Have you ever wondered which food to feed your pet, based on the label? As soon as we walk into pet stores, we’re bombarded with terms like “grain-free,” “no by-products, “natural,” and many others. In the end, we all want to feed our pets the highest quality food that provides them with the nutrition they need. Choosing your pet’s food is an important decision!
Pet foods are regulated by the FDA for safety, and by the Association of American Feed Officials (AAFCO) for adherence to established regulations. Every food will have a “nutritional adequacy” statement, which may be the most important part of the label. A food listed as “complete and balanced” is nutritionally adequate as a stand-alone diet. Those labeled, “for all life stages” further meet the requirements for growth, gestation, etc., while other foods may be labeled for specific life stages only. Products that are not intended to support a complete, balanced diet will be labeled as “treats,” “snacks,” or will depict the statement, “This product is intended for supplemental or intermittent feeding only.” Checking for the AAFCO logo and reading the nutritional adequacy statement are great places to start in evaluating a new food.
According to AAFCO standards, ingredients are listed in descending order of weight.

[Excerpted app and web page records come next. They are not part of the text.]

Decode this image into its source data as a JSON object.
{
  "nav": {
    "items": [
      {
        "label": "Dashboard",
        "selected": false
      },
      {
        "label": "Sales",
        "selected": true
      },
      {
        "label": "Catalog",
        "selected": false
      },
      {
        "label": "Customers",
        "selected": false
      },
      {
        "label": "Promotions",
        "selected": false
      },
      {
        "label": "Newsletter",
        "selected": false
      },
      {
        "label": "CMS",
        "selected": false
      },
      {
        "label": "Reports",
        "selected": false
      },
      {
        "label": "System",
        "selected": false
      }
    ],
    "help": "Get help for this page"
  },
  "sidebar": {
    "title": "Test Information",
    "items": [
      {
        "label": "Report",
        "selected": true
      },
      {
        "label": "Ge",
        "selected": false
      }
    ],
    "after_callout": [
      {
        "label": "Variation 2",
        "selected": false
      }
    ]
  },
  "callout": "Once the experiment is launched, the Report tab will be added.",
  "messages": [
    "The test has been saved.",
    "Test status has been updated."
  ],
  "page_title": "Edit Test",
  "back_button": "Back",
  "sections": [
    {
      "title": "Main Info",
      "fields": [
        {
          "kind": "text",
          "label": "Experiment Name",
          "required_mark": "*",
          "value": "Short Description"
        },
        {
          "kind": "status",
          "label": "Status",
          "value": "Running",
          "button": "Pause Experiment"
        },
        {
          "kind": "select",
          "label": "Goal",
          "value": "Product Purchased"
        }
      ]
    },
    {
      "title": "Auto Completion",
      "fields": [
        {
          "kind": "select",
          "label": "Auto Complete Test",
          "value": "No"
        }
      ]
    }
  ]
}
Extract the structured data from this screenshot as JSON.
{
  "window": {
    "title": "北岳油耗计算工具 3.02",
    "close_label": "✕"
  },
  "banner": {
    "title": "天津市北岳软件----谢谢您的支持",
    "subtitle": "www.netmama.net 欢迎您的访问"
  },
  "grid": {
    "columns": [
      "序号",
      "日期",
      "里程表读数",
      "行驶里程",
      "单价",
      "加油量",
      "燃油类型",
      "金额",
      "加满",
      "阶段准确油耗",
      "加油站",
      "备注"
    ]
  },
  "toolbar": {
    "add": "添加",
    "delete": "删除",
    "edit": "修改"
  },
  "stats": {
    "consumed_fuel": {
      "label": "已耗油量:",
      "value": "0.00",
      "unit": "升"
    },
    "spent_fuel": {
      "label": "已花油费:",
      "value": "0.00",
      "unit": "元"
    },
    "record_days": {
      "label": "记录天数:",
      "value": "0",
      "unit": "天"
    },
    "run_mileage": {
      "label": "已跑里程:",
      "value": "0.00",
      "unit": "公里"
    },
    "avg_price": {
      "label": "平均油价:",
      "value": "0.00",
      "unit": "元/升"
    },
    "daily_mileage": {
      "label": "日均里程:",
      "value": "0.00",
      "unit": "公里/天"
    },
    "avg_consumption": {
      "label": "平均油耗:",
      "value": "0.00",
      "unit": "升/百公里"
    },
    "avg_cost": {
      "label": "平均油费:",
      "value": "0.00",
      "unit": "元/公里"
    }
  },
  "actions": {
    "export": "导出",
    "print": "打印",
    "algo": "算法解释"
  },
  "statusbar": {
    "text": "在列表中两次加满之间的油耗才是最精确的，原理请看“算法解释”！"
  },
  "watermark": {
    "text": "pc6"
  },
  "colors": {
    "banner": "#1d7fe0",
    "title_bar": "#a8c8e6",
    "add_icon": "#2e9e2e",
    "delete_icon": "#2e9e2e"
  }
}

Water content is included, which means that meats and vegetables are often listed first, though this doesn’t always represent their nutritional contributions to the diet. AAFCO defines the use of certain ingredients, such as “by-products,” which include only safe, edible components. Generally speaking, the ingredient list is not the best way to evaluate a food: we recommend focusing on AAFCO labeling, guaranteed analysis, and some of the other topics we’re covering here.
This is where your pet’s food label will list the percentage of crude protein, fat, fiber, and moisture. These amounts need to be interpreted carefully when comparing dry and wet foods, and direct comparisons should only be made between foods in one of these two categories. Pet foods are required to list a calorie content in kilocalories (kcals), which are equal to the “calories” we’re used to seeing on human food labels. Your veterinarian can use a food’s calorie content to let you know what volume to feed your pet per day.
It’s important to mention a few terms you may see that do not have technical definitions. Words like “natural,” “organic, “premium,” “or “gourmet” are not defined by AAFCO, and therefore do not carry any legal implications. These are marketing tactics on behalf of the food companies, though their presence does not mean that a food is bad. The company is just advertising its product.